## [ACTION ITEM]
Return the data. Every word must match.

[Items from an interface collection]
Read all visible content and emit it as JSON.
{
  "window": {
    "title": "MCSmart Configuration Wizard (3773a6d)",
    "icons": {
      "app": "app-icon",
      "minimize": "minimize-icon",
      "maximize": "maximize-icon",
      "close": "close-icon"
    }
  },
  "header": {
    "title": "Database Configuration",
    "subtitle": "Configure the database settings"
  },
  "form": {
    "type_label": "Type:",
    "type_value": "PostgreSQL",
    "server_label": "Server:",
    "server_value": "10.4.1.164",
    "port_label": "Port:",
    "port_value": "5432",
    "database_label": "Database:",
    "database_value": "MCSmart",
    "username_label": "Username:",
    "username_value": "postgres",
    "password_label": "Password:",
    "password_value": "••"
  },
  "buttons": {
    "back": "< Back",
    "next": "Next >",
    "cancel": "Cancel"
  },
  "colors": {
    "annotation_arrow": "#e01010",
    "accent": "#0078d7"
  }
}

## [SOLUTION]
Read all visible content and emit it as JSON.
{
  "window": {
    "title": "MCSmart Configuration Wizard (3773a6d)",
    "icons": {
      "app": "app-icon",
      "minimize": "minimize-icon",
      "maximize": "maximize-icon",
      "close": "close-icon"
    }
  },
  "header": {
    "title": "Database Configuration",
    "subtitle": "Configure the database settings"
  },
  "form": {
    "type_label": "Type:",
    "type_value": "PostgreSQL",
    "server_label": "Server:",
    "server_value": "10.4.1.164",
    "port_label": "Port:",
    "port_value": "5432",
    "database_label": "Database:",
    "database_value": "MCSmart",
    "username_label": "Username:",
    "username_value": "postgres",
    "password_label": "Password:",
    "password_value": "••"
  },
  "buttons": {
    "back": "< Back",
    "next": "Next >",
    "cancel": "Cancel"
  },
  "colors": {
    "annotation_arrow": "#e01010",
    "accent": "#0078d7"
  }
}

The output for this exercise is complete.